--- DATA FOR ANALYSIS ---

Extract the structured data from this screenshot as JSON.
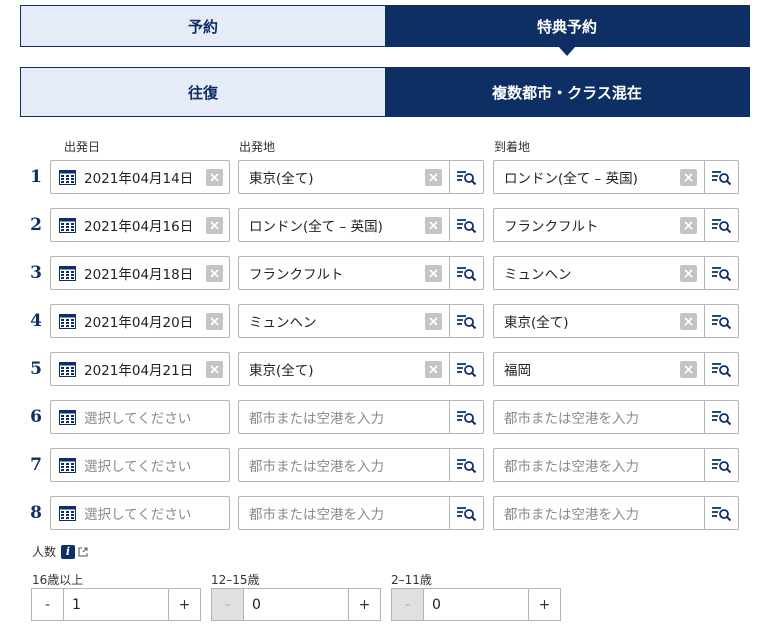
{
  "tabs_top": {
    "reservation": "予約",
    "award": "特典予約"
  },
  "tabs_sub": {
    "roundtrip": "往復",
    "multicity": "複数都市・クラス混在"
  },
  "labels": {
    "departure_date": "出発日",
    "origin": "出発地",
    "destination": "到着地"
  },
  "rows": [
    {
      "num": "1",
      "date": "2021年04月14日",
      "from": "東京(全て)",
      "to": "ロンドン(全て – 英国)"
    },
    {
      "num": "2",
      "date": "2021年04月16日",
      "from": "ロンドン(全て – 英国)",
      "to": "フランクフルト"
    },
    {
      "num": "3",
      "date": "2021年04月18日",
      "from": "フランクフルト",
      "to": "ミュンヘン"
    },
    {
      "num": "4",
      "date": "2021年04月20日",
      "from": "ミュンヘン",
      "to": "東京(全て)"
    },
    {
      "num": "5",
      "date": "2021年04月21日",
      "from": "東京(全て)",
      "to": "福岡"
    },
    {
      "num": "6",
      "date": "",
      "from": "",
      "to": ""
    },
    {
      "num": "7",
      "date": "",
      "from": "",
      "to": ""
    },
    {
      "num": "8",
      "date": "",
      "from": "",
      "to": ""
    }
  ],
  "placeholders": {
    "date": "選択してください",
    "city": "都市または空港を入力"
  },
  "passengers": {
    "label": "人数",
    "groups": [
      {
        "label": "16歳以上",
        "value": "1",
        "minus": "-",
        "plus": "+"
      },
      {
        "label": "12–15歳",
        "value": "0",
        "minus": "-",
        "plus": "+"
      },
      {
        "label": "2–11歳",
        "value": "0",
        "minus": "-",
        "plus": "+"
      }
    ]
  },
  "colors": {
    "navy": "#0d2f63",
    "light_tab": "#e6ecf7"
  }
}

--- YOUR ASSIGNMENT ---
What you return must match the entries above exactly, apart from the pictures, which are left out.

--- RESULT FOR THIS EXERCISE ---
Extract the structured data from this screenshot as JSON.
{
  "tabs_top": {
    "reservation": "予約",
    "award": "特典予約"
  },
  "tabs_sub": {
    "roundtrip": "往復",
    "multicity": "複数都市・クラス混在"
  },
  "labels": {
    "departure_date": "出発日",
    "origin": "出発地",
    "destination": "到着地"
  },
  "rows": [
    {
      "num": "1",
      "date": "2021年04月14日",
      "from": "東京(全て)",
      "to": "ロンドン(全て – 英国)"
    },
    {
      "num": "2",
      "date": "2021年04月16日",
      "from": "ロンドン(全て – 英国)",
      "to": "フランクフルト"
    },
    {
      "num": "3",
      "date": "2021年04月18日",
      "from": "フランクフルト",
      "to": "ミュンヘン"
    },
    {
      "num": "4",
      "date": "2021年04月20日",
      "from": "ミュンヘン",
      "to": "東京(全て)"
    },
    {
      "num": "5",
      "date": "2021年04月21日",
      "from": "東京(全て)",
      "to": "福岡"
    },
    {
      "num": "6",
      "date": "",
      "from": "",
      "to": ""
    },
    {
      "num": "7",
      "date": "",
      "from": "",
      "to": ""
    },
    {
      "num": "8",
      "date": "",
      "from": "",
      "to": ""
    }
  ],
  "placeholders": {
    "date": "選択してください",
    "city": "都市または空港を入力"
  },
  "passengers": {
    "label": "人数",
    "groups": [
      {
        "label": "16歳以上",
        "value": "1",
        "minus": "-",
        "plus": "+"
      },
      {
        "label": "12–15歳",
        "value": "0",
        "minus": "-",
        "plus": "+"
      },
      {
        "label": "2–11歳",
        "value": "0",
        "minus": "-",
        "plus": "+"
      }
    ]
  },
  "colors": {
    "navy": "#0d2f63",
    "light_tab": "#e6ecf7"
  }
}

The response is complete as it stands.